>>>

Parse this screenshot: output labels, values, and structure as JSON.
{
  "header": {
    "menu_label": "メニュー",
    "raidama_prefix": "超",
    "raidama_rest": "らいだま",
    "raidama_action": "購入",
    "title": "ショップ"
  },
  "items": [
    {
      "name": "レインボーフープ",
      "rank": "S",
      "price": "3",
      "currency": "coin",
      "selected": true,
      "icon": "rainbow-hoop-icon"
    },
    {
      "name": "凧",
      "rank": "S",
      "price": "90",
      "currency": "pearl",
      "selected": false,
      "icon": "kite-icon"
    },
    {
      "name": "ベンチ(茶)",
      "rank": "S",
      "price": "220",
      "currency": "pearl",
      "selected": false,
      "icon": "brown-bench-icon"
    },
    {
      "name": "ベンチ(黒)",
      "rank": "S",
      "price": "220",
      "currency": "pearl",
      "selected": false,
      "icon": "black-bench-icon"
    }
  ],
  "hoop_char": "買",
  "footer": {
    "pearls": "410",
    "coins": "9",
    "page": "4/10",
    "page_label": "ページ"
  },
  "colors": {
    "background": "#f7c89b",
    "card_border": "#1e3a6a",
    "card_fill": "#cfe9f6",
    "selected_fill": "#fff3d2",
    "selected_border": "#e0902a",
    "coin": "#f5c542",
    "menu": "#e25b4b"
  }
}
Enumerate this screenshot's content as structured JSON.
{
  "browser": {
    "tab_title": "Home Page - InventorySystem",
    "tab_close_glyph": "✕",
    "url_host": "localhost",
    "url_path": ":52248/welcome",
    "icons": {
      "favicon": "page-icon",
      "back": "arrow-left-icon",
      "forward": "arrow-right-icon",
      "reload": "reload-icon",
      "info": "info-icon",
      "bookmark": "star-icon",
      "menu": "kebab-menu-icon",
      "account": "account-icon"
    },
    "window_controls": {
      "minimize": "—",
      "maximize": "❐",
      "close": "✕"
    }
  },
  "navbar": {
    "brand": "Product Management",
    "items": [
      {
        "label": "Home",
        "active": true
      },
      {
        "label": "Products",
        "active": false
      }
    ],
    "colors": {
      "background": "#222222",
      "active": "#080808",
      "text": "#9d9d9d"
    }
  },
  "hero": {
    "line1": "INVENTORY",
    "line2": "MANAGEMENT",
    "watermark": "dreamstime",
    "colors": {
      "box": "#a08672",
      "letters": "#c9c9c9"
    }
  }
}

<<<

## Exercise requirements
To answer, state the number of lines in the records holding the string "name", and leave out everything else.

## Response area
4